The answer must consist of every line in the records that contains the word "trailing".

Exercise inputs section start

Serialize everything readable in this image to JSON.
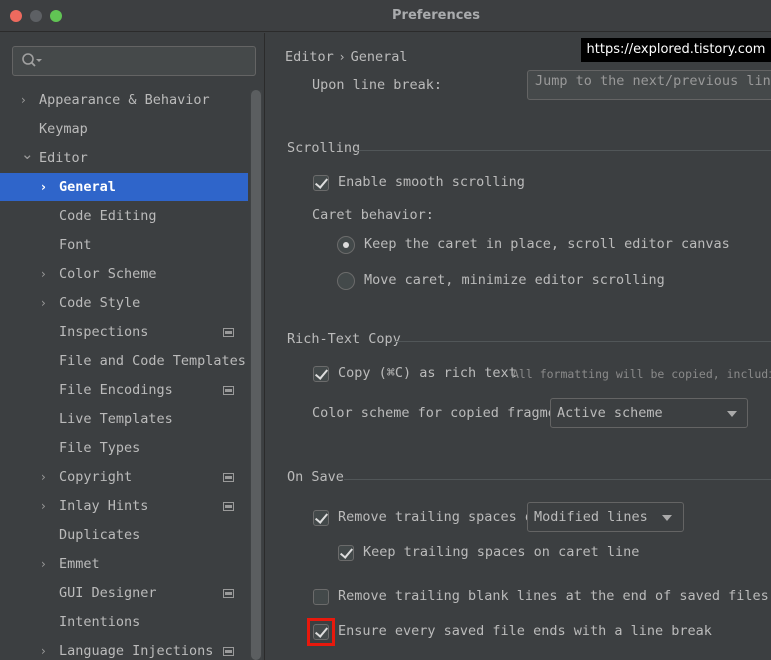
{
  "window": {
    "title": "Preferences"
  },
  "sidebar": {
    "search": {
      "placeholder": ""
    },
    "items": [
      {
        "label": "Appearance & Behavior",
        "expandable": true,
        "expanded": false,
        "level": 0,
        "tag": false
      },
      {
        "label": "Keymap",
        "expandable": false,
        "level": 0,
        "tag": false
      },
      {
        "label": "Editor",
        "expandable": true,
        "expanded": true,
        "level": 0,
        "tag": false
      },
      {
        "label": "General",
        "expandable": true,
        "expanded": false,
        "level": 1,
        "tag": false,
        "selected": true
      },
      {
        "label": "Code Editing",
        "expandable": false,
        "level": 1,
        "tag": false
      },
      {
        "label": "Font",
        "expandable": false,
        "level": 1,
        "tag": false
      },
      {
        "label": "Color Scheme",
        "expandable": true,
        "expanded": false,
        "level": 1,
        "tag": false
      },
      {
        "label": "Code Style",
        "expandable": true,
        "expanded": false,
        "level": 1,
        "tag": false
      },
      {
        "label": "Inspections",
        "expandable": false,
        "level": 1,
        "tag": true
      },
      {
        "label": "File and Code Templates",
        "expandable": false,
        "level": 1,
        "tag": false
      },
      {
        "label": "File Encodings",
        "expandable": false,
        "level": 1,
        "tag": true
      },
      {
        "label": "Live Templates",
        "expandable": false,
        "level": 1,
        "tag": false
      },
      {
        "label": "File Types",
        "expandable": false,
        "level": 1,
        "tag": false
      },
      {
        "label": "Copyright",
        "expandable": true,
        "expanded": false,
        "level": 1,
        "tag": true
      },
      {
        "label": "Inlay Hints",
        "expandable": true,
        "expanded": false,
        "level": 1,
        "tag": true
      },
      {
        "label": "Duplicates",
        "expandable": false,
        "level": 1,
        "tag": false
      },
      {
        "label": "Emmet",
        "expandable": true,
        "expanded": false,
        "level": 1,
        "tag": false
      },
      {
        "label": "GUI Designer",
        "expandable": false,
        "level": 1,
        "tag": true
      },
      {
        "label": "Intentions",
        "expandable": false,
        "level": 1,
        "tag": false
      },
      {
        "label": "Language Injections",
        "expandable": true,
        "expanded": false,
        "level": 1,
        "tag": true
      }
    ]
  },
  "breadcrumb": {
    "parent": "Editor",
    "separator": "›",
    "current": "General"
  },
  "watermark": "https://explored.tistory.com",
  "content": {
    "line_break": {
      "label": "Upon line break:",
      "value": "Jump to the next/previous line bou"
    },
    "scrolling": {
      "title": "Scrolling",
      "smooth": {
        "label": "Enable smooth scrolling",
        "checked": true
      },
      "caret_label": "Caret behavior:",
      "caret_options": [
        {
          "label": "Keep the caret in place, scroll editor canvas",
          "selected": true
        },
        {
          "label": "Move caret, minimize editor scrolling",
          "selected": false
        }
      ]
    },
    "rich_text": {
      "title": "Rich-Text Copy",
      "copy": {
        "label": "Copy (⌘C) as rich text",
        "checked": true,
        "hint": "All formatting will be copied, including font"
      },
      "scheme_label": "Color scheme for copied fragment:",
      "scheme_value": "Active scheme"
    },
    "on_save": {
      "title": "On Save",
      "trailing": {
        "label": "Remove trailing spaces on:",
        "checked": true,
        "value": "Modified lines"
      },
      "keep_caret": {
        "label": "Keep trailing spaces on caret line",
        "checked": true
      },
      "blank_lines": {
        "label": "Remove trailing blank lines at the end of saved files",
        "checked": false
      },
      "line_break": {
        "label": "Ensure every saved file ends with a line break",
        "checked": true
      }
    }
  },
  "colors": {
    "selection": "#2f65ca",
    "highlight": "#e8190d",
    "background": "#3c3f41"
  }
}
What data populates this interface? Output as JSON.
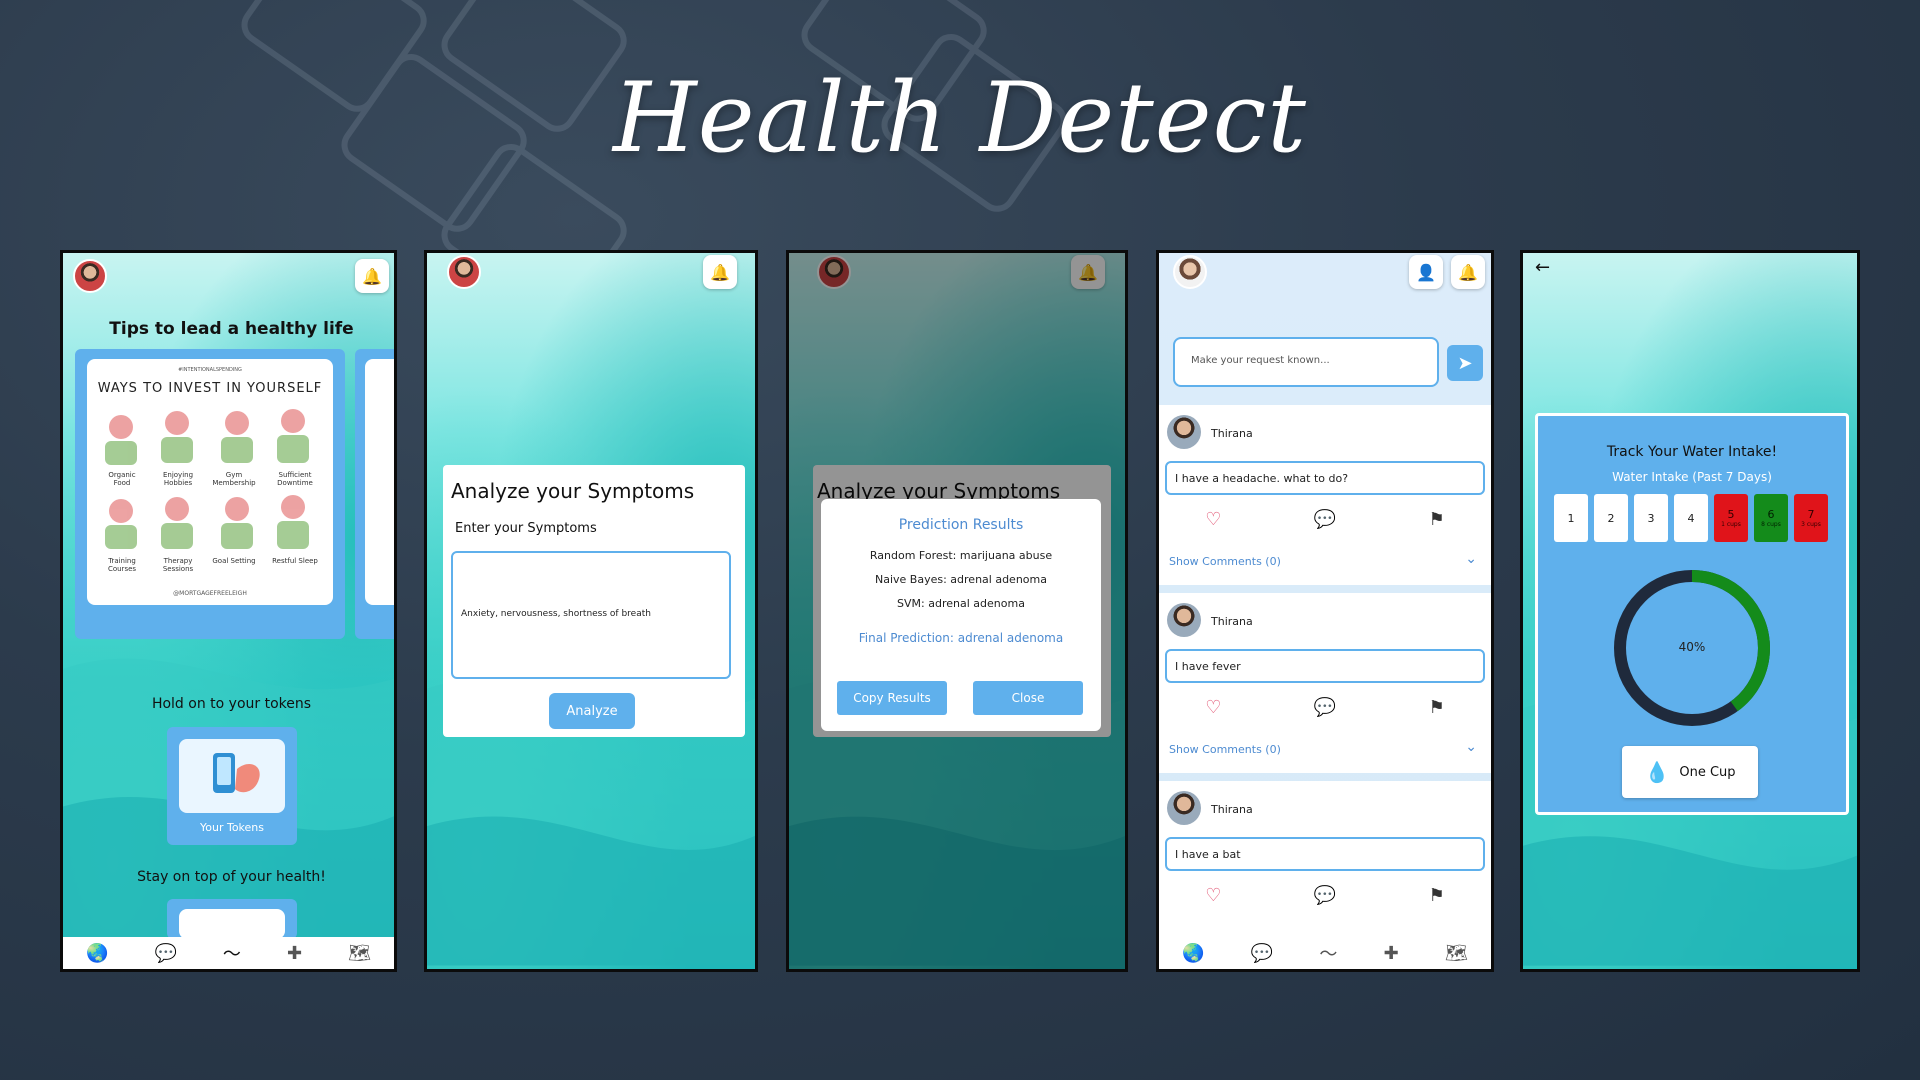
{
  "title": "Health Detect",
  "screen1": {
    "tips_heading": "Tips to lead a healthy life",
    "poster_tag": "#INTENTIONALSPENDING",
    "poster_title": "WAYS TO INVEST IN YOURSELF",
    "poster_items": [
      "Organic Food",
      "Enjoying Hobbies",
      "Gym Membership",
      "Sufficient Downtime",
      "Training Courses",
      "Therapy Sessions",
      "Goal Setting",
      "Restful Sleep"
    ],
    "poster_credit": "@MORTGAGEFREELEIGH",
    "tokens_heading": "Hold on to your tokens",
    "tokens_label": "Your Tokens",
    "health_heading": "Stay on top of your health!"
  },
  "screen2": {
    "card_title": "Analyze your Symptoms",
    "field_label": "Enter your Symptoms",
    "symptoms_value": "Anxiety, nervousness, shortness of breath",
    "analyze_label": "Analyze"
  },
  "screen3": {
    "bg_title": "Analyze your Symptoms",
    "dialog_title": "Prediction Results",
    "results": [
      "Random Forest: marijuana abuse",
      "Naive Bayes: adrenal adenoma",
      "SVM: adrenal adenoma"
    ],
    "final": "Final Prediction: adrenal adenoma",
    "copy_label": "Copy Results",
    "close_label": "Close"
  },
  "screen4": {
    "placeholder": "Make your request known...",
    "posts": [
      {
        "name": "Thirana",
        "message": "I have a headache. what to do?",
        "comments": "Show Comments (0)"
      },
      {
        "name": "Thirana",
        "message": "I have fever",
        "comments": "Show Comments (0)"
      },
      {
        "name": "Thirana",
        "message": "I have a bat",
        "comments": ""
      }
    ]
  },
  "screen5": {
    "heading": "Track Your Water Intake!",
    "subheading": "Water Intake (Past 7 Days)",
    "days": [
      {
        "n": "1",
        "cups": ""
      },
      {
        "n": "2",
        "cups": ""
      },
      {
        "n": "3",
        "cups": ""
      },
      {
        "n": "4",
        "cups": ""
      },
      {
        "n": "5",
        "cups": "1 cups"
      },
      {
        "n": "6",
        "cups": "8 cups"
      },
      {
        "n": "7",
        "cups": "3 cups"
      }
    ],
    "progress_label": "40%",
    "progress_fraction": 0.4,
    "cup_button": "One Cup"
  },
  "colors": {
    "accent": "#5fb0ec",
    "progress": "#148b1b",
    "ring": "#1f2a3c"
  }
}
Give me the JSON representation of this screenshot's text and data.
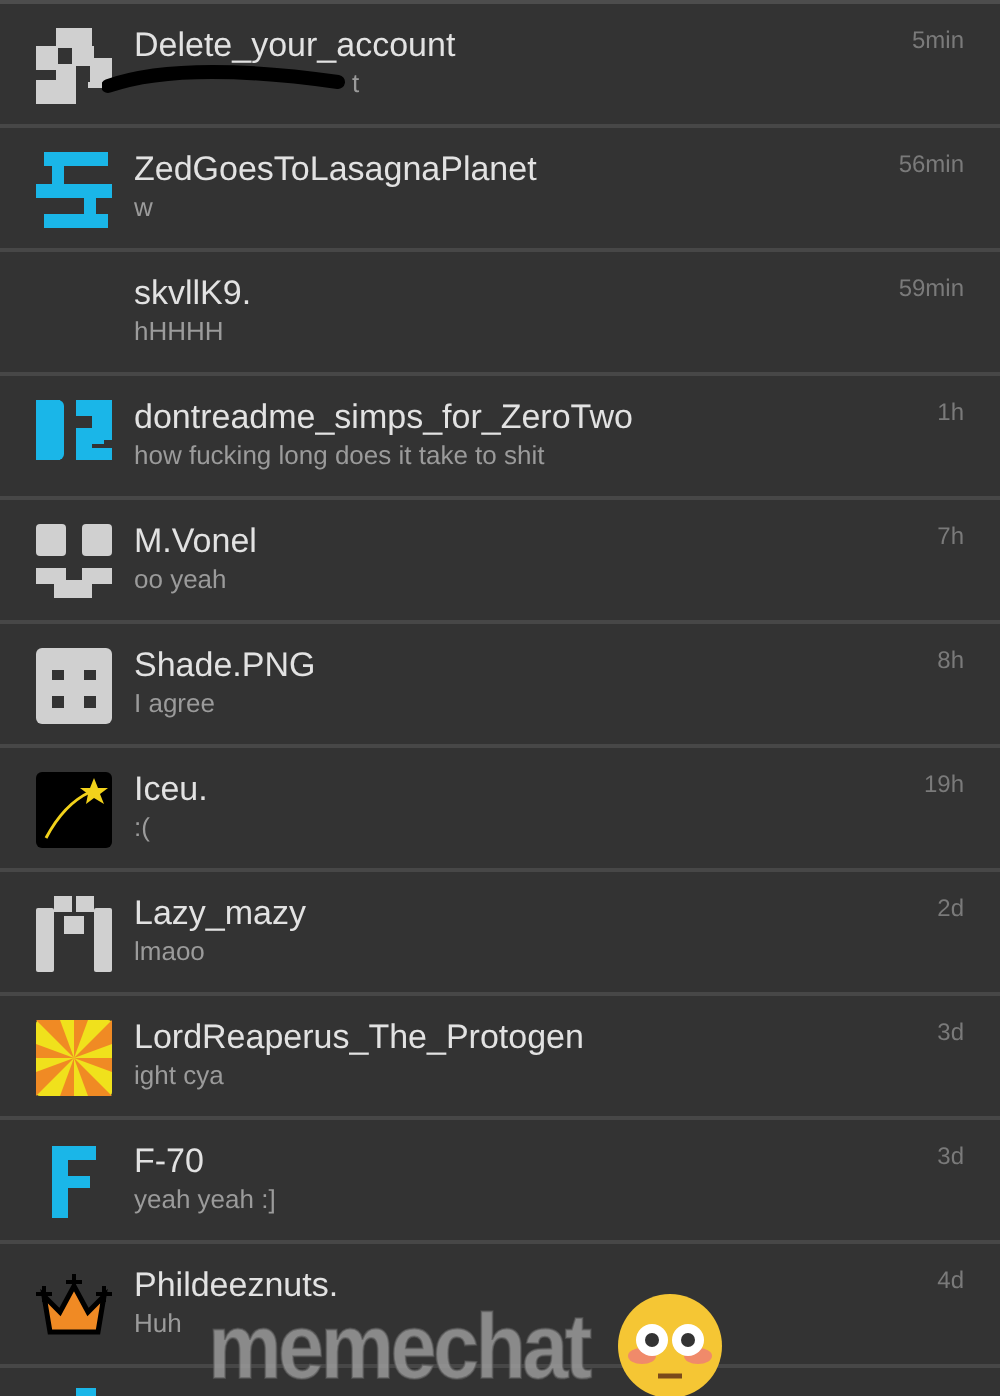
{
  "chats": [
    {
      "kind": "checker",
      "name": "Delete_your_account",
      "preview": "t",
      "preview_scribbled": true,
      "time": "5min"
    },
    {
      "kind": "zed",
      "name": "ZedGoesToLasagnaPlanet",
      "preview": "w",
      "preview_scribbled": false,
      "time": "56min"
    },
    {
      "kind": "no-avatar",
      "name": "skvllK9.",
      "preview": "hHHHH",
      "preview_scribbled": false,
      "time": "59min"
    },
    {
      "kind": "twelve",
      "name": "dontreadme_simps_for_ZeroTwo",
      "preview": "how fucking long does it take to shit",
      "preview_scribbled": false,
      "time": "1h"
    },
    {
      "kind": "vonel",
      "name": "M.Vonel",
      "preview": "oo yeah",
      "preview_scribbled": false,
      "time": "7h"
    },
    {
      "kind": "shade",
      "name": "Shade.PNG",
      "preview": "I agree",
      "preview_scribbled": false,
      "time": "8h"
    },
    {
      "kind": "star",
      "name": "Iceu.",
      "preview": ":(",
      "preview_scribbled": false,
      "time": "19h"
    },
    {
      "kind": "lazy",
      "name": "Lazy_mazy",
      "preview": "lmaoo",
      "preview_scribbled": false,
      "time": "2d"
    },
    {
      "kind": "pinwheel",
      "name": "LordReaperus_The_Protogen",
      "preview": "ight cya",
      "preview_scribbled": false,
      "time": "3d"
    },
    {
      "kind": "f",
      "name": "F-70",
      "preview": "yeah yeah :]",
      "preview_scribbled": false,
      "time": "3d"
    },
    {
      "kind": "crown",
      "name": "Phildeeznuts.",
      "preview": "Huh",
      "preview_scribbled": false,
      "time": "4d"
    },
    {
      "kind": "bar"
    }
  ],
  "caption": {
    "text": "memechat"
  }
}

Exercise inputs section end

**Final answer**
      "trailing": {
        "label": "Remove trailing spaces on:",
        "label": "Keep trailing spaces on caret line",
        "label": "Remove trailing blank lines at the end of saved files",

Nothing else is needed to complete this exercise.